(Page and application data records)

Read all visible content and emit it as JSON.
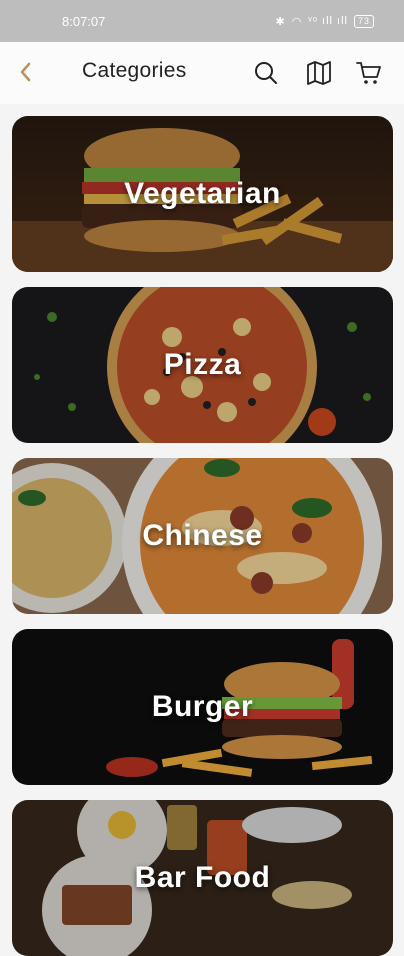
{
  "status_bar": {
    "time": "8:07:07",
    "signal_text": "ᵛᵒ ıll ıll",
    "battery": "73"
  },
  "header": {
    "title": "Categories",
    "back_icon": "chevron-left-icon",
    "search_icon": "search-icon",
    "map_icon": "map-icon",
    "cart_icon": "cart-icon",
    "accent_color": "#b5945b"
  },
  "categories": [
    {
      "label": "Vegetarian"
    },
    {
      "label": "Pizza"
    },
    {
      "label": "Chinese"
    },
    {
      "label": "Burger"
    },
    {
      "label": "Bar Food"
    }
  ]
}
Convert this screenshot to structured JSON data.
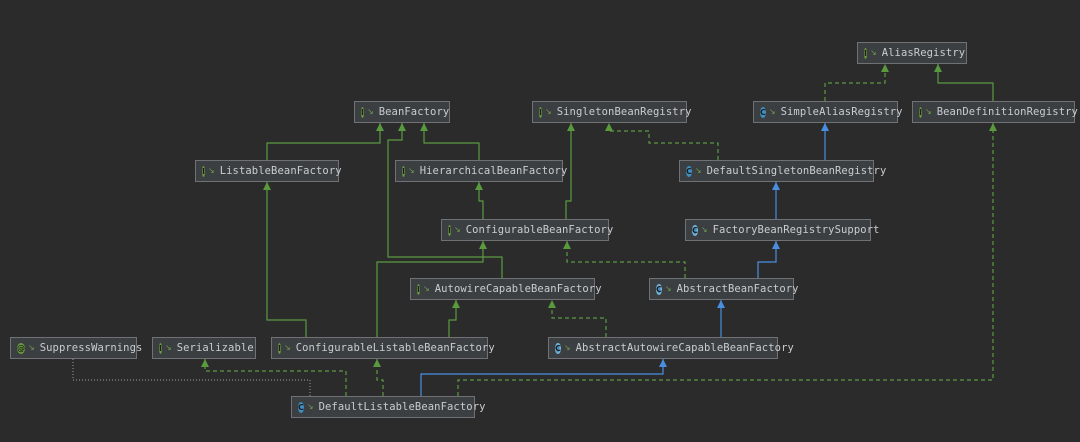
{
  "diagram": {
    "colors": {
      "background": "#2b2b2c",
      "extends_edge": "#5a9a3f",
      "implements_edge": "#5a9a3f",
      "class_inherit_edge": "#4a8ee0",
      "interface_badge": "#6a9e3d",
      "class_badge": "#3e8fc2",
      "annotation_badge": "#6a9e3d"
    },
    "nodes": [
      {
        "id": "AliasRegistry",
        "label": "AliasRegistry",
        "kind": "interface",
        "badge": "I",
        "icon": "interface-icon"
      },
      {
        "id": "BeanFactory",
        "label": "BeanFactory",
        "kind": "interface",
        "badge": "I",
        "icon": "interface-icon"
      },
      {
        "id": "SingletonBeanRegistry",
        "label": "SingletonBeanRegistry",
        "kind": "interface",
        "badge": "I",
        "icon": "interface-icon"
      },
      {
        "id": "SimpleAliasRegistry",
        "label": "SimpleAliasRegistry",
        "kind": "class",
        "badge": "C",
        "icon": "class-icon"
      },
      {
        "id": "BeanDefinitionRegistry",
        "label": "BeanDefinitionRegistry",
        "kind": "interface",
        "badge": "I",
        "icon": "interface-icon"
      },
      {
        "id": "ListableBeanFactory",
        "label": "ListableBeanFactory",
        "kind": "interface",
        "badge": "I",
        "icon": "interface-icon"
      },
      {
        "id": "HierarchicalBeanFactory",
        "label": "HierarchicalBeanFactory",
        "kind": "interface",
        "badge": "I",
        "icon": "interface-icon"
      },
      {
        "id": "DefaultSingletonBeanRegistry",
        "label": "DefaultSingletonBeanRegistry",
        "kind": "class",
        "badge": "C",
        "icon": "class-icon"
      },
      {
        "id": "ConfigurableBeanFactory",
        "label": "ConfigurableBeanFactory",
        "kind": "interface",
        "badge": "I",
        "icon": "interface-icon"
      },
      {
        "id": "FactoryBeanRegistrySupport",
        "label": "FactoryBeanRegistrySupport",
        "kind": "abstract",
        "badge": "C",
        "icon": "abstract-class-icon"
      },
      {
        "id": "AutowireCapableBeanFactory",
        "label": "AutowireCapableBeanFactory",
        "kind": "interface",
        "badge": "I",
        "icon": "interface-icon"
      },
      {
        "id": "AbstractBeanFactory",
        "label": "AbstractBeanFactory",
        "kind": "abstract",
        "badge": "C",
        "icon": "abstract-class-icon"
      },
      {
        "id": "SuppressWarnings",
        "label": "SuppressWarnings",
        "kind": "annotation",
        "badge": "@",
        "icon": "annotation-icon"
      },
      {
        "id": "Serializable",
        "label": "Serializable",
        "kind": "interface",
        "badge": "I",
        "icon": "interface-icon"
      },
      {
        "id": "ConfigurableListableBeanFactory",
        "label": "ConfigurableListableBeanFactory",
        "kind": "interface",
        "badge": "I",
        "icon": "interface-icon"
      },
      {
        "id": "AbstractAutowireCapableBeanFactory",
        "label": "AbstractAutowireCapableBeanFactory",
        "kind": "abstract",
        "badge": "C",
        "icon": "abstract-class-icon"
      },
      {
        "id": "DefaultListableBeanFactory",
        "label": "DefaultListableBeanFactory",
        "kind": "class",
        "badge": "C",
        "icon": "class-icon"
      }
    ],
    "edges": [
      {
        "from": "SimpleAliasRegistry",
        "to": "AliasRegistry",
        "type": "implements"
      },
      {
        "from": "BeanDefinitionRegistry",
        "to": "AliasRegistry",
        "type": "extends"
      },
      {
        "from": "ListableBeanFactory",
        "to": "BeanFactory",
        "type": "extends"
      },
      {
        "from": "HierarchicalBeanFactory",
        "to": "BeanFactory",
        "type": "extends"
      },
      {
        "from": "DefaultSingletonBeanRegistry",
        "to": "SingletonBeanRegistry",
        "type": "implements"
      },
      {
        "from": "DefaultSingletonBeanRegistry",
        "to": "SimpleAliasRegistry",
        "type": "class-extends"
      },
      {
        "from": "ConfigurableBeanFactory",
        "to": "HierarchicalBeanFactory",
        "type": "extends"
      },
      {
        "from": "ConfigurableBeanFactory",
        "to": "SingletonBeanRegistry",
        "type": "extends"
      },
      {
        "from": "FactoryBeanRegistrySupport",
        "to": "DefaultSingletonBeanRegistry",
        "type": "class-extends"
      },
      {
        "from": "AutowireCapableBeanFactory",
        "to": "BeanFactory",
        "type": "extends"
      },
      {
        "from": "AbstractBeanFactory",
        "to": "FactoryBeanRegistrySupport",
        "type": "class-extends"
      },
      {
        "from": "AbstractBeanFactory",
        "to": "ConfigurableBeanFactory",
        "type": "implements"
      },
      {
        "from": "ConfigurableListableBeanFactory",
        "to": "ListableBeanFactory",
        "type": "extends"
      },
      {
        "from": "ConfigurableListableBeanFactory",
        "to": "ConfigurableBeanFactory",
        "type": "extends"
      },
      {
        "from": "ConfigurableListableBeanFactory",
        "to": "AutowireCapableBeanFactory",
        "type": "extends"
      },
      {
        "from": "AbstractAutowireCapableBeanFactory",
        "to": "AbstractBeanFactory",
        "type": "class-extends"
      },
      {
        "from": "AbstractAutowireCapableBeanFactory",
        "to": "AutowireCapableBeanFactory",
        "type": "implements"
      },
      {
        "from": "DefaultListableBeanFactory",
        "to": "AbstractAutowireCapableBeanFactory",
        "type": "class-extends"
      },
      {
        "from": "DefaultListableBeanFactory",
        "to": "ConfigurableListableBeanFactory",
        "type": "implements"
      },
      {
        "from": "DefaultListableBeanFactory",
        "to": "Serializable",
        "type": "implements"
      },
      {
        "from": "DefaultListableBeanFactory",
        "to": "BeanDefinitionRegistry",
        "type": "implements"
      },
      {
        "from": "DefaultListableBeanFactory",
        "to": "SuppressWarnings",
        "type": "annotation"
      }
    ]
  }
}
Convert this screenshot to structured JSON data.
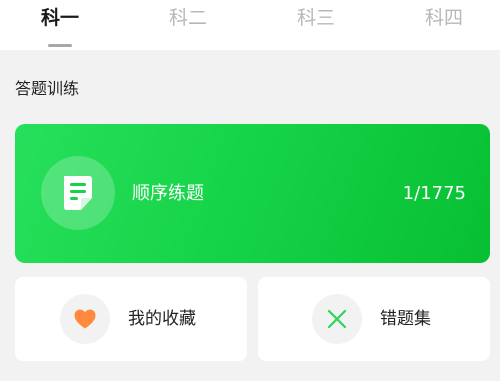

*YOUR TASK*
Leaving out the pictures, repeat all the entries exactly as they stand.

*SOLUTION TO THE PROBLEM*
Read all visible content and emit it as JSON.
{
  "status_bar": {
    "time": "8:07:07",
    "signal_text": "ᵛᵒ ıll ıll",
    "battery": "73"
  },
  "header": {
    "title": "Categories",
    "back_icon": "chevron-left-icon",
    "search_icon": "search-icon",
    "map_icon": "map-icon",
    "cart_icon": "cart-icon",
    "accent_color": "#b5945b"
  },
  "categories": [
    {
      "label": "Vegetarian"
    },
    {
      "label": "Pizza"
    },
    {
      "label": "Chinese"
    },
    {
      "label": "Burger"
    },
    {
      "label": "Bar Food"
    }
  ]
}
Convert this screenshot to structured JSON data.
{
  "diagram": {
    "colors": {
      "background": "#2b2b2c",
      "extends_edge": "#5a9a3f",
      "implements_edge": "#5a9a3f",
      "class_inherit_edge": "#4a8ee0",
      "interface_badge": "#6a9e3d",
      "class_badge": "#3e8fc2",
      "annotation_badge": "#6a9e3d"
    },
    "nodes": [
      {
        "id": "AliasRegistry",
        "label": "AliasRegistry",
        "kind": "interface",
        "badge": "I",
        "icon": "interface-icon"
      },
      {
        "id": "BeanFactory",
        "label": "BeanFactory",
        "kind": "interface",
        "badge": "I",
        "icon": "interface-icon"
      },
      {
        "id": "SingletonBeanRegistry",
        "label": "SingletonBeanRegistry",
        "kind": "interface",
        "badge": "I",
        "icon": "interface-icon"
      },
      {
        "id": "SimpleAliasRegistry",
        "label": "SimpleAliasRegistry",
        "kind": "class",
        "badge": "C",
        "icon": "class-icon"
      },
      {
        "id": "BeanDefinitionRegistry",
        "label": "BeanDefinitionRegistry",
        "kind": "interface",
        "badge": "I",
        "icon": "interface-icon"
      },
      {
        "id": "ListableBeanFactory",
        "label": "ListableBeanFactory",
        "kind": "interface",
        "badge": "I",
        "icon": "interface-icon"
      },
      {
        "id": "HierarchicalBeanFactory",
        "label": "HierarchicalBeanFactory",
        "kind": "interface",
        "badge": "I",
        "icon": "interface-icon"
      },
      {
        "id": "DefaultSingletonBeanRegistry",
        "label": "DefaultSingletonBeanRegistry",
        "kind": "class",
        "badge": "C",
        "icon": "class-icon"
      },
      {
        "id": "ConfigurableBeanFactory",
        "label": "ConfigurableBeanFactory",
        "kind": "interface",
        "badge": "I",
        "icon": "interface-icon"
      },
      {
        "id": "FactoryBeanRegistrySupport",
        "label": "FactoryBeanRegistrySupport",
        "kind": "abstract",
        "badge": "C",
        "icon": "abstract-class-icon"
      },
      {
        "id": "AutowireCapableBeanFactory",
        "label": "AutowireCapableBeanFactory",
        "kind": "interface",
        "badge": "I",
        "icon": "interface-icon"
      },
      {
        "id": "AbstractBeanFactory",
        "label": "AbstractBeanFactory",
        "kind": "abstract",
        "badge": "C",
        "icon": "abstract-class-icon"
      },
      {
        "id": "SuppressWarnings",
        "label": "SuppressWarnings",
        "kind": "annotation",
        "badge": "@",
        "icon": "annotation-icon"
      },
      {
        "id": "Serializable",
        "label": "Serializable",
        "kind": "interface",
        "badge": "I",
        "icon": "interface-icon"
      },
      {
        "id": "ConfigurableListableBeanFactory",
        "label": "ConfigurableListableBeanFactory",
        "kind": "interface",
        "badge": "I",
        "icon": "interface-icon"
      },
      {
        "id": "AbstractAutowireCapableBeanFactory",
        "label": "AbstractAutowireCapableBeanFactory",
        "kind": "abstract",
        "badge": "C",
        "icon": "abstract-class-icon"
      },
      {
        "id": "DefaultListableBeanFactory",
        "label": "DefaultListableBeanFactory",
        "kind": "class",
        "badge": "C",
        "icon": "class-icon"
      }
    ],
    "edges": [
      {
        "from": "SimpleAliasRegistry",
        "to": "AliasRegistry",
        "type": "implements"
      },
      {
        "from": "BeanDefinitionRegistry",
        "to": "AliasRegistry",
        "type": "extends"
      },
      {
        "from": "ListableBeanFactory",
        "to": "BeanFactory",
        "type": "extends"
      },
      {
        "from": "HierarchicalBeanFactory",
        "to": "BeanFactory",
        "type": "extends"
      },
      {
        "from": "DefaultSingletonBeanRegistry",
        "to": "SingletonBeanRegistry",
        "type": "implements"
      },
      {
        "from": "DefaultSingletonBeanRegistry",
        "to": "SimpleAliasRegistry",
        "type": "class-extends"
      },
      {
        "from": "ConfigurableBeanFactory",
        "to": "HierarchicalBeanFactory",
        "type": "extends"
      },
      {
        "from": "ConfigurableBeanFactory",
        "to": "SingletonBeanRegistry",
        "type": "extends"
      },
      {
        "from": "FactoryBeanRegistrySupport",
        "to": "DefaultSingletonBeanRegistry",
        "type": "class-extends"
      },
      {
        "from": "AutowireCapableBeanFactory",
        "to": "BeanFactory",
        "type": "extends"
      },
      {
        "from": "AbstractBeanFactory",
        "to": "FactoryBeanRegistrySupport",
        "type": "class-extends"
      },
      {
        "from": "AbstractBeanFactory",
        "to": "ConfigurableBeanFactory",
        "type": "implements"
      },
      {
        "from": "ConfigurableListableBeanFactory",
        "to": "ListableBeanFactory",
        "type": "extends"
      },
      {
        "from": "ConfigurableListableBeanFactory",
        "to": "ConfigurableBeanFactory",
        "type": "extends"
      },
      {
        "from": "ConfigurableListableBeanFactory",
        "to": "AutowireCapableBeanFactory",
        "type": "extends"
      },
      {
        "from": "AbstractAutowireCapableBeanFactory",
        "to": "AbstractBeanFactory",
        "type": "class-extends"
      },
      {
        "from": "AbstractAutowireCapableBeanFactory",
        "to": "AutowireCapableBeanFactory",
        "type": "implements"
      },
      {
        "from": "DefaultListableBeanFactory",
        "to": "AbstractAutowireCapableBeanFactory",
        "type": "class-extends"
      },
      {
        "from": "DefaultListableBeanFactory",
        "to": "ConfigurableListableBeanFactory",
        "type": "implements"
      },
      {
        "from": "DefaultListableBeanFactory",
        "to": "Serializable",
        "type": "implements"
      },
      {
        "from": "DefaultListableBeanFactory",
        "to": "BeanDefinitionRegistry",
        "type": "implements"
      },
      {
        "from": "DefaultListableBeanFactory",
        "to": "SuppressWarnings",
        "type": "annotation"
      }
    ]
  }
}
Convert this screenshot to structured JSON data.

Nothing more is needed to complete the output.